* **Web page and app entries**:
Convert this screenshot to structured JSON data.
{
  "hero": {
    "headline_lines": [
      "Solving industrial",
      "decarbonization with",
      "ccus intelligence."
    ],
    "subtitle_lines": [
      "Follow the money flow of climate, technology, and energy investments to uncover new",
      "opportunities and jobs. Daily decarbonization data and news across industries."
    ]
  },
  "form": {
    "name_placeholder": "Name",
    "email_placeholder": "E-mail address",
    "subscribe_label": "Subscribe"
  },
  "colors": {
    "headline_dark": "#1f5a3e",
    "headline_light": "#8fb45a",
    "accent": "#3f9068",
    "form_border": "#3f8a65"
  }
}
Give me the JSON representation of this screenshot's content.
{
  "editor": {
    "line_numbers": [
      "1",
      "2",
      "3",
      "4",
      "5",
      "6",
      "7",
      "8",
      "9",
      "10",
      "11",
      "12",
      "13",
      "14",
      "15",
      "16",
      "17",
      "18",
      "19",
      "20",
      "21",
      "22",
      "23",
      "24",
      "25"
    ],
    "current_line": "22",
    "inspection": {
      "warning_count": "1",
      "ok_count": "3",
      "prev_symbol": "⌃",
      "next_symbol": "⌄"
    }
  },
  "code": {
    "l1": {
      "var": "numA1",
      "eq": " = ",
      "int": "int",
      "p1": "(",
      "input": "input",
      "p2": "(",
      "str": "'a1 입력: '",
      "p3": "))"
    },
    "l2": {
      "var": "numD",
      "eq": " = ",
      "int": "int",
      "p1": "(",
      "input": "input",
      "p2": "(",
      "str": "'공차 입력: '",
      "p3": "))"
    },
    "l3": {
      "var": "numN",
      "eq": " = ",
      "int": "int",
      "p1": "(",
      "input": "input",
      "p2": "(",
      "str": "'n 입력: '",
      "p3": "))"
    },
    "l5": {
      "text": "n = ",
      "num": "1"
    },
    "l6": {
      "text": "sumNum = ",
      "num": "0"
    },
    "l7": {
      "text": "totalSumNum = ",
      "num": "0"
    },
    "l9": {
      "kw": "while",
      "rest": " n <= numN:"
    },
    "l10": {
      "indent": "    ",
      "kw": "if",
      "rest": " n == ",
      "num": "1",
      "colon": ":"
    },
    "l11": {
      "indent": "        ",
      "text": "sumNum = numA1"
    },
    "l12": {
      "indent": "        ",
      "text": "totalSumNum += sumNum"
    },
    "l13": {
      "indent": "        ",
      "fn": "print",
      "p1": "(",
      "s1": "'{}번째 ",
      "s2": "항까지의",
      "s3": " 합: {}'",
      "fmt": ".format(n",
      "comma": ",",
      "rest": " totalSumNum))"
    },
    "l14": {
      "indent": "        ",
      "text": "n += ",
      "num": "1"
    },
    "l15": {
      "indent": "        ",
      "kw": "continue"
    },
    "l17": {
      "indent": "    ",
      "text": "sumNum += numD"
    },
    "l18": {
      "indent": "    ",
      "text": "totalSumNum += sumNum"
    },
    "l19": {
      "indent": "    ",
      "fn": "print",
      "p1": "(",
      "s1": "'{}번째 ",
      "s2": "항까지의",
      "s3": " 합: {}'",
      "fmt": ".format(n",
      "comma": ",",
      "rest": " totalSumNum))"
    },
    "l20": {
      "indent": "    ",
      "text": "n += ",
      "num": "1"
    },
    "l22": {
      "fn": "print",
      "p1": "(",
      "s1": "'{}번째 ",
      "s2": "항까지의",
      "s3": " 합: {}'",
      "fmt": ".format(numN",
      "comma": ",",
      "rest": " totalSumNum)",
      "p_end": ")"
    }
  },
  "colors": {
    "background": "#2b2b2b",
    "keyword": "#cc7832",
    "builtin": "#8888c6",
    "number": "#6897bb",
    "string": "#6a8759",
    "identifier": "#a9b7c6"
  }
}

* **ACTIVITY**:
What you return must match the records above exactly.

* **SOLVED EXERCISE**:
Convert this screenshot to structured JSON data.
{
  "hero": {
    "headline_lines": [
      "Solving industrial",
      "decarbonization with",
      "ccus intelligence."
    ],
    "subtitle_lines": [
      "Follow the money flow of climate, technology, and energy investments to uncover new",
      "opportunities and jobs. Daily decarbonization data and news across industries."
    ]
  },
  "form": {
    "name_placeholder": "Name",
    "email_placeholder": "E-mail address",
    "subscribe_label": "Subscribe"
  },
  "colors": {
    "headline_dark": "#1f5a3e",
    "headline_light": "#8fb45a",
    "accent": "#3f9068",
    "form_border": "#3f8a65"
  }
}
Give me the JSON representation of this screenshot's content.
{
  "editor": {
    "line_numbers": [
      "1",
      "2",
      "3",
      "4",
      "5",
      "6",
      "7",
      "8",
      "9",
      "10",
      "11",
      "12",
      "13",
      "14",
      "15",
      "16",
      "17",
      "18",
      "19",
      "20",
      "21",
      "22",
      "23",
      "24",
      "25"
    ],
    "current_line": "22",
    "inspection": {
      "warning_count": "1",
      "ok_count": "3",
      "prev_symbol": "⌃",
      "next_symbol": "⌄"
    }
  },
  "code": {
    "l1": {
      "var": "numA1",
      "eq": " = ",
      "int": "int",
      "p1": "(",
      "input": "input",
      "p2": "(",
      "str": "'a1 입력: '",
      "p3": "))"
    },
    "l2": {
      "var": "numD",
      "eq": " = ",
      "int": "int",
      "p1": "(",
      "input": "input",
      "p2": "(",
      "str": "'공차 입력: '",
      "p3": "))"
    },
    "l3": {
      "var": "numN",
      "eq": " = ",
      "int": "int",
      "p1": "(",
      "input": "input",
      "p2": "(",
      "str": "'n 입력: '",
      "p3": "))"
    },
    "l5": {
      "text": "n = ",
      "num": "1"
    },
    "l6": {
      "text": "sumNum = ",
      "num": "0"
    },
    "l7": {
      "text": "totalSumNum = ",
      "num": "0"
    },
    "l9": {
      "kw": "while",
      "rest": " n <= numN:"
    },
    "l10": {
      "indent": "    ",
      "kw": "if",
      "rest": " n == ",
      "num": "1",
      "colon": ":"
    },
    "l11": {
      "indent": "        ",
      "text": "sumNum = numA1"
    },
    "l12": {
      "indent": "        ",
      "text": "totalSumNum += sumNum"
    },
    "l13": {
      "indent": "        ",
      "fn": "print",
      "p1": "(",
      "s1": "'{}번째 ",
      "s2": "항까지의",
      "s3": " 합: {}'",
      "fmt": ".format(n",
      "comma": ",",
      "rest": " totalSumNum))"
    },
    "l14": {
      "indent": "        ",
      "text": "n += ",
      "num": "1"
    },
    "l15": {
      "indent": "        ",
      "kw": "continue"
    },
    "l17": {
      "indent": "    ",
      "text": "sumNum += numD"
    },
    "l18": {
      "indent": "    ",
      "text": "totalSumNum += sumNum"
    },
    "l19": {
      "indent": "    ",
      "fn": "print",
      "p1": "(",
      "s1": "'{}번째 ",
      "s2": "항까지의",
      "s3": " 합: {}'",
      "fmt": ".format(n",
      "comma": ",",
      "rest": " totalSumNum))"
    },
    "l20": {
      "indent": "    ",
      "text": "n += ",
      "num": "1"
    },
    "l22": {
      "fn": "print",
      "p1": "(",
      "s1": "'{}번째 ",
      "s2": "항까지의",
      "s3": " 합: {}'",
      "fmt": ".format(numN",
      "comma": ",",
      "rest": " totalSumNum)",
      "p_end": ")"
    }
  },
  "colors": {
    "background": "#2b2b2b",
    "keyword": "#cc7832",
    "builtin": "#8888c6",
    "number": "#6897bb",
    "string": "#6a8759",
    "identifier": "#a9b7c6"
  }
}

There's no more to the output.